Named in honor of this New York Magazine article which I hated more than I probably should have, the Gruppy will be an occasional award given out by the dedicated staff here at randominnyc for ideas, articles, sentences and so on that when first encountered may appear insightful and perhaps even a little provacative, but upon closer inspection reveal themselves to be lazy generalizations and/or wrongheaded conclusions. The graphic for the award is taken from this website and is used under CC permission from Anders Brownworth (Thanks, Anders!). Said graphic is a picture of the Brooklyn Bridge, and features the phrase "Everyone is jumping," which is a reference to the fact that if a Gruppy winner's friends jumped off the Brooklyn Bridge s/he would not only join them, but first would publish an article about how everyone is jumping off bridges.
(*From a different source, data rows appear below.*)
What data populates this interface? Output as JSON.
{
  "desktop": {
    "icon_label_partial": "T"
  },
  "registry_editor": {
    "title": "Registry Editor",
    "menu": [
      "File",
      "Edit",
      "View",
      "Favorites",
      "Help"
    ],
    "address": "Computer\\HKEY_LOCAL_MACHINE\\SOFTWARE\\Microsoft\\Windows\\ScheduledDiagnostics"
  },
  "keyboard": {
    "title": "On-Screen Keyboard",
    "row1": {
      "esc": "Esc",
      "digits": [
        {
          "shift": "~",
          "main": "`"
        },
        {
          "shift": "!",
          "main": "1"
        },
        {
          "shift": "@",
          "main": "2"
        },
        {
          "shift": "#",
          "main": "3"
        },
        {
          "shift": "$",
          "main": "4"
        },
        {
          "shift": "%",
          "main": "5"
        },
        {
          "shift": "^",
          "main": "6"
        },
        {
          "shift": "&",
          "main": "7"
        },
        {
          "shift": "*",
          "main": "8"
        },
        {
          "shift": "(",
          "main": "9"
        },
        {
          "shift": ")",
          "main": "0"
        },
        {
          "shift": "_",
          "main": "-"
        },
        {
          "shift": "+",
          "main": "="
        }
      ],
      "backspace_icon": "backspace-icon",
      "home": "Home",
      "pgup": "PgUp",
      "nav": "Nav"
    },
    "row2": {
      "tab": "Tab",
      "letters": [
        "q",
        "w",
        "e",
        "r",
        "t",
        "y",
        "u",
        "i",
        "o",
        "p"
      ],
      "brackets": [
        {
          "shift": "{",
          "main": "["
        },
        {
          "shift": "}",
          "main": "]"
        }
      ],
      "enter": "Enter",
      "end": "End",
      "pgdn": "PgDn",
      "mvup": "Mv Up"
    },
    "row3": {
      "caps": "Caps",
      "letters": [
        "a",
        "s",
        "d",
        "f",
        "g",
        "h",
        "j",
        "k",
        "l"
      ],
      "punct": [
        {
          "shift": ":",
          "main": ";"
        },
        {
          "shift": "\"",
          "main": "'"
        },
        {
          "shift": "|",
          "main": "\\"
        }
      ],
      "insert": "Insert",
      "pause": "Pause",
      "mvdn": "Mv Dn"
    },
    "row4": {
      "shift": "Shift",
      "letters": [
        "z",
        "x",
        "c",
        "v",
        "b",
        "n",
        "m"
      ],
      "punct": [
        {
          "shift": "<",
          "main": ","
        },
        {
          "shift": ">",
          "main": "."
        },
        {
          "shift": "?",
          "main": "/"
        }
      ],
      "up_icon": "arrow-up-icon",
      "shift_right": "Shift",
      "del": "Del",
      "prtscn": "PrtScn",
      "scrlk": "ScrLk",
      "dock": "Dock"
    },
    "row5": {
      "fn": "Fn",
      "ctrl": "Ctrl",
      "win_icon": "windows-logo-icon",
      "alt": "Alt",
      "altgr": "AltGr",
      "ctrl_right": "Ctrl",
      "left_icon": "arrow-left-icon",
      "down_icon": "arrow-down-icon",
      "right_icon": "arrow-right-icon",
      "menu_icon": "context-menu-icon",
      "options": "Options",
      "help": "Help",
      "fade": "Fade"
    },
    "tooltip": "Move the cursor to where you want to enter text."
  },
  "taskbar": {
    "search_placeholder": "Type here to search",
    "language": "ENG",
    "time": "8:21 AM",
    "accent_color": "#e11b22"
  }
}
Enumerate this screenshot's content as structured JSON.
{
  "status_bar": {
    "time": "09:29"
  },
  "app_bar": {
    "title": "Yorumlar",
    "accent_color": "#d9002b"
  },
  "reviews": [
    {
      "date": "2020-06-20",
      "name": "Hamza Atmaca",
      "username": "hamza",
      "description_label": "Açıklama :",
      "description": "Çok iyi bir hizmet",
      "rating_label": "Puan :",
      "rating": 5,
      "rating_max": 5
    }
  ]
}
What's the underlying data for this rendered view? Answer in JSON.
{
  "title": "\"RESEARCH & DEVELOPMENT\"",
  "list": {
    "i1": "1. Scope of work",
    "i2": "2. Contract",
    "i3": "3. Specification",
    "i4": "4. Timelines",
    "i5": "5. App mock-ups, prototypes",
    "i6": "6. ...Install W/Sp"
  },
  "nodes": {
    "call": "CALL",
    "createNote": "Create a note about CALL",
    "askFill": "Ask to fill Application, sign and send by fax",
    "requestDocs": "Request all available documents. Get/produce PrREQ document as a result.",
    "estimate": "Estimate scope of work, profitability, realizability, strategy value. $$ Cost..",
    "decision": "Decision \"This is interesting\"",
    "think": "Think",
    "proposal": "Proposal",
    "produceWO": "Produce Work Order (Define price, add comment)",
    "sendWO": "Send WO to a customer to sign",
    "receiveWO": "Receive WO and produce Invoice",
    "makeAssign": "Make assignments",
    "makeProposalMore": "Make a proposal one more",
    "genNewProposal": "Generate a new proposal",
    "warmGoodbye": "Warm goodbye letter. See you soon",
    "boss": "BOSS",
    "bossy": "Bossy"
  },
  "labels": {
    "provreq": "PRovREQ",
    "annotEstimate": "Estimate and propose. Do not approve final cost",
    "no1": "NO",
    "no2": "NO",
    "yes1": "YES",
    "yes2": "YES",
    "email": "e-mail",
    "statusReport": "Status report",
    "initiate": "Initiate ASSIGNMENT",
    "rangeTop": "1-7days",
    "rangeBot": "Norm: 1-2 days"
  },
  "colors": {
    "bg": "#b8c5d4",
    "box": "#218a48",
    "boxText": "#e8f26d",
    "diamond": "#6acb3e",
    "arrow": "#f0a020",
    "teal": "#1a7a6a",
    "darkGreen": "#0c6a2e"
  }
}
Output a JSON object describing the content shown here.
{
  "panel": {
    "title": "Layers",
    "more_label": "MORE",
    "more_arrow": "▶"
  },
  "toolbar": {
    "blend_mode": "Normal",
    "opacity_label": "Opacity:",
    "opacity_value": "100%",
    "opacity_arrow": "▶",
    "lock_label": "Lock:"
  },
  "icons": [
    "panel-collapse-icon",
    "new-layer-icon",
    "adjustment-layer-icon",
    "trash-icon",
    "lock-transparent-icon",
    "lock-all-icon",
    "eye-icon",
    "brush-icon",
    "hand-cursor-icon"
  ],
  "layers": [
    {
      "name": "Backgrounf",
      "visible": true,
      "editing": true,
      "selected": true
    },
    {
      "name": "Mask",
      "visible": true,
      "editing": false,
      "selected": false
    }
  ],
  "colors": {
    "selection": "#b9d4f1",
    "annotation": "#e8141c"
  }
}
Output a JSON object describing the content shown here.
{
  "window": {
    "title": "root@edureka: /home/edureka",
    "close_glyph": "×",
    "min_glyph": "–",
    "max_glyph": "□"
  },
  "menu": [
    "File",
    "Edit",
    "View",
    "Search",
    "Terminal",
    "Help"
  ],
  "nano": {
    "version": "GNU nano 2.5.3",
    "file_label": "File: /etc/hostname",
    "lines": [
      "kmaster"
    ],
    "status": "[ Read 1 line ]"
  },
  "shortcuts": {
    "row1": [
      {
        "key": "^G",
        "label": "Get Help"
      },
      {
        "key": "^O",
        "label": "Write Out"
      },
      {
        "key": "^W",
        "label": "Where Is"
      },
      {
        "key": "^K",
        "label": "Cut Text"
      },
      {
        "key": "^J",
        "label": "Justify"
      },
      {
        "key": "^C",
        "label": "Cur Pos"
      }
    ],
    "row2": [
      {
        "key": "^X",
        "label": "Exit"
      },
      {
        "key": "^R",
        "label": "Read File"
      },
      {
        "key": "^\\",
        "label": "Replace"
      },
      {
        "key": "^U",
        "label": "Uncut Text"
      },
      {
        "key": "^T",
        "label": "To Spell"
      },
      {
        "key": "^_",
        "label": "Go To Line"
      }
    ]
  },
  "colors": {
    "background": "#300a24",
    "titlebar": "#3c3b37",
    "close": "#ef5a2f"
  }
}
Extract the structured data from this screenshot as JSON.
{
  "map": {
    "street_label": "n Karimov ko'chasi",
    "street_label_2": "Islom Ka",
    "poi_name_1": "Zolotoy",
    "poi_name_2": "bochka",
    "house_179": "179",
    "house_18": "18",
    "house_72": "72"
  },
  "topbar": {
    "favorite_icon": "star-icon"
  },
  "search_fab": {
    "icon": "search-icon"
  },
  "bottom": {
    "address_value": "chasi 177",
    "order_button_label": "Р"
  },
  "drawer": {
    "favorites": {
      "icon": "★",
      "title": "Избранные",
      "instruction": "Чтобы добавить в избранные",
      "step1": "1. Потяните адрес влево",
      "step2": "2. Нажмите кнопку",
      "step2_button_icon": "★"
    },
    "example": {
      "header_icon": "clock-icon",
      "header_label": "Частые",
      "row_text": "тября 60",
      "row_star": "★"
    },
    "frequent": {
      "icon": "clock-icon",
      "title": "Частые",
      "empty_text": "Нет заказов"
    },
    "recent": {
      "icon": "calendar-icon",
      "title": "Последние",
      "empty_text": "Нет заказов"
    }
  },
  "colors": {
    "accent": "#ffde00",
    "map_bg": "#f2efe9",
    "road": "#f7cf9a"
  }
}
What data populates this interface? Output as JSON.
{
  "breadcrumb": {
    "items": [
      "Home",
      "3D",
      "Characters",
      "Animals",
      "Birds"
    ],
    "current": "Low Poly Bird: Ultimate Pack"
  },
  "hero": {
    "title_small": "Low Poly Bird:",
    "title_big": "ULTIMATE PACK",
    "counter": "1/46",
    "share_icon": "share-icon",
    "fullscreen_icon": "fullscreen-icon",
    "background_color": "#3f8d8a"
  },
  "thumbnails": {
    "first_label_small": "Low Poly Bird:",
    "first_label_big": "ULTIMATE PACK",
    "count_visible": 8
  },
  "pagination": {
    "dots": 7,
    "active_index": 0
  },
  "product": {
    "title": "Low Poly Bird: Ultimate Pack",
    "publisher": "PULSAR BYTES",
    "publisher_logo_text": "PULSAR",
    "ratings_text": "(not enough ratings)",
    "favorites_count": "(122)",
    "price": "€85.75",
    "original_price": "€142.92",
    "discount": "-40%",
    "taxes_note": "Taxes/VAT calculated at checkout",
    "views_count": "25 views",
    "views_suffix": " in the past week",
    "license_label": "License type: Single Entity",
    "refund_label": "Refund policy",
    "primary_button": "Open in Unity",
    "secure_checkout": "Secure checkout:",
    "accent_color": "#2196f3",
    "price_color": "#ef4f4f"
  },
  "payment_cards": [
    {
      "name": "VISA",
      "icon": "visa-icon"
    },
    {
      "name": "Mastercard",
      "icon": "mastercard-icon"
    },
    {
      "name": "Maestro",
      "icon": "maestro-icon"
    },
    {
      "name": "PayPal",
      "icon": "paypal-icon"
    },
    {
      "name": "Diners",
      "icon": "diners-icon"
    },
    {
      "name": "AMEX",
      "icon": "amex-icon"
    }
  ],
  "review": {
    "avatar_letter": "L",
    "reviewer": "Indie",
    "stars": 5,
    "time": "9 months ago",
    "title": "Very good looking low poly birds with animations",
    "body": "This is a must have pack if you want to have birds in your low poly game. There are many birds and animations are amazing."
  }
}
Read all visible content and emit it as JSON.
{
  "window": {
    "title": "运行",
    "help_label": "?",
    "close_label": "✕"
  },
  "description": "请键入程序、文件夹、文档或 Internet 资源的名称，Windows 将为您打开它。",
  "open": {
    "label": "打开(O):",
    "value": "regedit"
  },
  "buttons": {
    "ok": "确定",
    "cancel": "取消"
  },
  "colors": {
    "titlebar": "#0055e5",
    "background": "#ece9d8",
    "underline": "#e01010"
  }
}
Because The Grups Award winning notion is potentially the fault of the writer, the editor, and/or the institution, it will be awarded to the publication in general.
So, without further ado, the inaugural Gruppy goes to...New York Magazine! For the following sentence in an otherwise excellent article about an upper-middle-class drug dealer:
"Dealing has always appealed to Lenny’s two most dominant personality traits: an obsession with money and chronic impatience, characteristics that don’t exactly set him apart from his peers, kids who came of age during the hip-hop and Internet booms, two movements united by the philosophy that money is something to be made quickly, dubiously, and only in large amounts."
It's an overgeneralization of the most annoying sort. Baseless, but backed up with what seems like sensible reasoning. But one could write the exact opposite idea and have it seem exactly as reasonable:
"Putting together his long term investment portfolio has always appealed to Leonard: after all, he's part of the generation that came of age during the dot-com bust, and that watched celebrities like Biggie and Tupac flame out when they overreached. This generation entered the job market when it was weaker than it had been in a decade. They watched 9/11 occur from their dorm room couches and may have friends fighting in Iraq, where the situation continues to deteriorate due to poor planning. Clearly, this is a generation that understands the idea of 'blowback,' and knows the value of being cautious."
What's most annoying is that the Gruppy winning sentence actually contradicts the tone of the entire piece, which stresses that Lenny is something of an outsider who feels pretty lonely. April pointed out that sometimes magazines want to "go macro instead of micro" and that seems like a possibility for what happened here. Maybe someone was afraid that unless Lenny seemed less an anomaly and more the extreme indicator of the zeitgeist, the article wouldn't connect with readers? Or maybe it was, itself, an anomaly, a bit of sloppy thinking that just slipped in there? Whatever the reason, it's a bad idea in the middle of a good article.
If you would like to nominate someone or something for a Grups Award, please feel free to send an e-mail to K e v i n H a y e s 9 [at] G m a i l [dot] com.